There are so many things wrong with Along the River that Flows Uphill that it’s hard to know where to begin. Perhaps at the beginning, or even before, with the cover: the title of this book is a lie, a piece of marketing hype that the authors blandly dismiss about midway through their meandering tale.
Rivers in the Amazon-Orinoco system don’t flow uphill anymore than syrup on a Nebraska pancake does. The fact that there’s an old confusion about which way the “mysterious” Casiquiare river flows is due to the fact that the basis is so damn flat rivers can flow inland during one season and toward the Atlantic during flood season.
But what’s so mysterious about the Casiquiare, anyway? We’ll never know, other than it is, because Richard Starks and Miriam Murcutt never get around to telling us.
Which is a shame, because their book is thin gruel and could have used some meat and spice. The book is based on an article they wrote for Geographical, the magazine of the Royal Geographical Society. The book has about a magazine-article’s worth of interest in it; the rest is puffed up philosophizing that quickly tires and annoys the reader.

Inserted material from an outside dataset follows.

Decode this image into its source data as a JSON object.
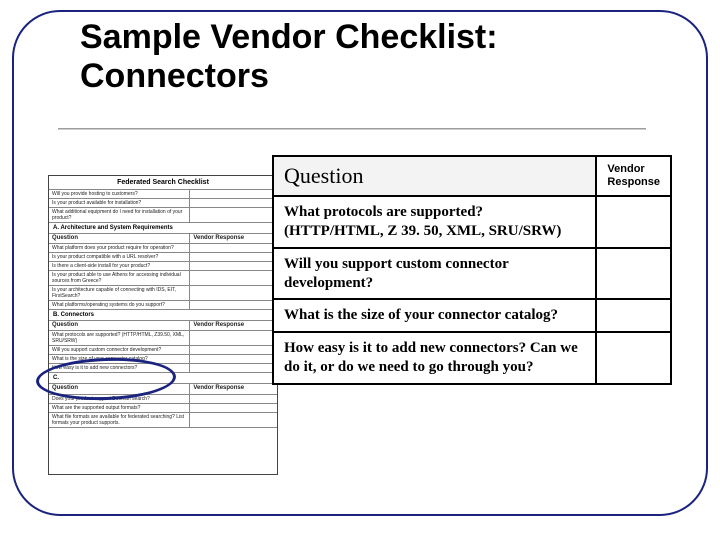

For instance, the authors compare himself (more on that odd construction momentarily) to Henry Morton Stanley, the con artist “explorer” who “found” David Livingstone near Lake Tanganyika in 1871. Why anyone would want to compare himself to such a lame-arse specimen of getting-over (and still expect to be taken seriously) is beyond me.
But then there’s the risk aversion theme that makes the book nearly unreadable. Here’s the setup: the authors (and there are two of them, one male, one female, but they write “together” as one male voice - what’s up with that?; a note at the end of the book offers an explanation which explains nothing at all) always wanted to be an explorer. But he’s chicken. On their journey, they come upon a Yanamami Indian village. The author whips out one of his many cameras and starts snapping. And, yo! A male villager draws out his bow, notches an arrow and draws a bead on our intrepid explorer. Who nearly shits his drawers.
What we get then is the cliched “many peoples of the world don’t like cameras because they think photos steal their souls,” which is unsubstantiated horse manure, followed by endless pages about how to calculate risk. Trite pages with thinking about as dimensional as the Platte river: a mile wide and an inch deep, like a self-help book that actually takes itself seriously.
The authors’ treatment of the native population only gets worse. Although they never quite step into outright racism, their attitude is paternalistic: "The Yanomami are not an attractive people - at least not to Western eyes,” on the one hand, while on the other, "The... [woman] is young and strikingly attractive - much too attractive for her own good."
Most of all, though, for an “armchair” travel adventure, nothing much really happens in this yarn. The press release hyping the book claims that the writers were taken hostage by FARC - but, in fact, they weren’t. They spent a nervous afternoon in a riverside cafe in the jungle fretting after having been verbally threatened by someone they assumed was FARC, but they were never in fact taken captive.
The only redeeming feature of the book is the fact that it is so simplistic that it takes but an hour or two to whip through it. If you’re in need of a fat book with ten pages worth of content to waste some time on, then Along the River that Flows Uphill is for you.